- In addition, "johns" who are sentenced for the Nevada crime of prostitution (NRS 201.354) have the option of doing service in lieu of paying the civil fine. Repeat-prostitution offenders who trespass at a casino in violation of NRS 207.203 may also do service instead of paying a fine. And courts may order certain probation violators to do service pursuant to NRS 209.4295.
See Letter from Kim Kampling, Court Administrator/Deputy Clerk of Las Vegas Justice Court.
NRS 176.087 Imposition of community service as punishment or condition of probation.
1. Except where the imposition of a specific criminal penalty is mandatory, a court may order a convicted person to perform supervised community service:
(a) In lieu of all or a part of any fine or imprisonment that may be imposed for the commission of a misdemeanor; or
(b) As a condition of probation granted for another offense.
2. The community service must be performed for and under the supervising authority of a county, city, town or other political subdivision or agency of the State of Nevada or a charitable organization that renders service to the community or its residents.
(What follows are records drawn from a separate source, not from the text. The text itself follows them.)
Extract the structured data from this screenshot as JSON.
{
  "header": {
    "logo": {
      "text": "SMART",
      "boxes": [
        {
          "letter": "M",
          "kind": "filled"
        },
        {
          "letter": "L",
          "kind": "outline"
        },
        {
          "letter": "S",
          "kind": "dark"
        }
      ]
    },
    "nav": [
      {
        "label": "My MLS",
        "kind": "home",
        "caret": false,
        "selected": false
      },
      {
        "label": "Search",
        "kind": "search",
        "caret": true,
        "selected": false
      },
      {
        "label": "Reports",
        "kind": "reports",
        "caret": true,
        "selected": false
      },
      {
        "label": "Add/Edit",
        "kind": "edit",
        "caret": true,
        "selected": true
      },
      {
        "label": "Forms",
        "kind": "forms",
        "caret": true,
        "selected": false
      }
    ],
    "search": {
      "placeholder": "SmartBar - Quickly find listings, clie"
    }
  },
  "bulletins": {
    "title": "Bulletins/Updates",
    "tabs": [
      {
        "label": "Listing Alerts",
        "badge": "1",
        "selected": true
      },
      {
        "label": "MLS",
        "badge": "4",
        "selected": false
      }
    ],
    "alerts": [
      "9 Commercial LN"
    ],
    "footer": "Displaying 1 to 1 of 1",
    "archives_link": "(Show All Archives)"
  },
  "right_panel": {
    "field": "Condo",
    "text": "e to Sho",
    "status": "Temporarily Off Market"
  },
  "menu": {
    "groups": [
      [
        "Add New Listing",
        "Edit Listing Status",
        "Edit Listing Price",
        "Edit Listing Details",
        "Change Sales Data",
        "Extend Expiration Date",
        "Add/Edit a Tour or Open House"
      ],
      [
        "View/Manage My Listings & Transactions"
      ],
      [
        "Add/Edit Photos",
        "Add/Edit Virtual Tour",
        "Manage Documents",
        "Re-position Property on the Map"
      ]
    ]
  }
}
3. The court may require the convicted person to deposit with the court a reasonable sum of money to pay for the cost of policies of insurance against liability for personal injury and damage to property or for industrial insurance, or both, during those periods in which the person performs the community service, unless, in the case of industrial insurance, it is provided by the authority for which the person performs the community service.
4. The following conditions apply to any such community service imposed by the court:
(a) The court must fix the period of community service that is imposed as punishment or a condition of probation and distribute the period over weekends or over other appropriate times that will allow the convicted person to continue employment and to care for the person's family. The period of community service fixed by the court must not exceed, for a:
(1) Misdemeanor, 200 hours;
(2) Gross misdemeanor, 600 hours; or
(3) Felony, 1,000 hours.
(b) A supervising authority listed in subsection 2 must agree to accept the convicted person for community service before the court may require the convicted person to perform community service for that supervising authority. The supervising authority must be located in or be the town or city of the convicted person's residence or, if that placement is not possible, one located within the jurisdiction of the court or, if that placement is not possible, the authority may be located outside the jurisdiction of the court.
(c) Community service that a court requires pursuant to this section must be supervised by an official of the supervising authority or by a person designated by the authority.
(d) The court may require the supervising authority to report periodically to the court or to a probation officer the convicted person's performance in carrying out the punishment or condition of probation.
5. For each hour of community service that is performed by a person pursuant to this section, the court must provide a credit of $10 or the amount of the state minimum wage if health insurance is not offered, whichever is greater, toward the payment of any fine that was imposed against the person for the commission of the offense for which the person was ordered to perform community service.
- Community Service Program FAQ, Las Vegas Justice Court.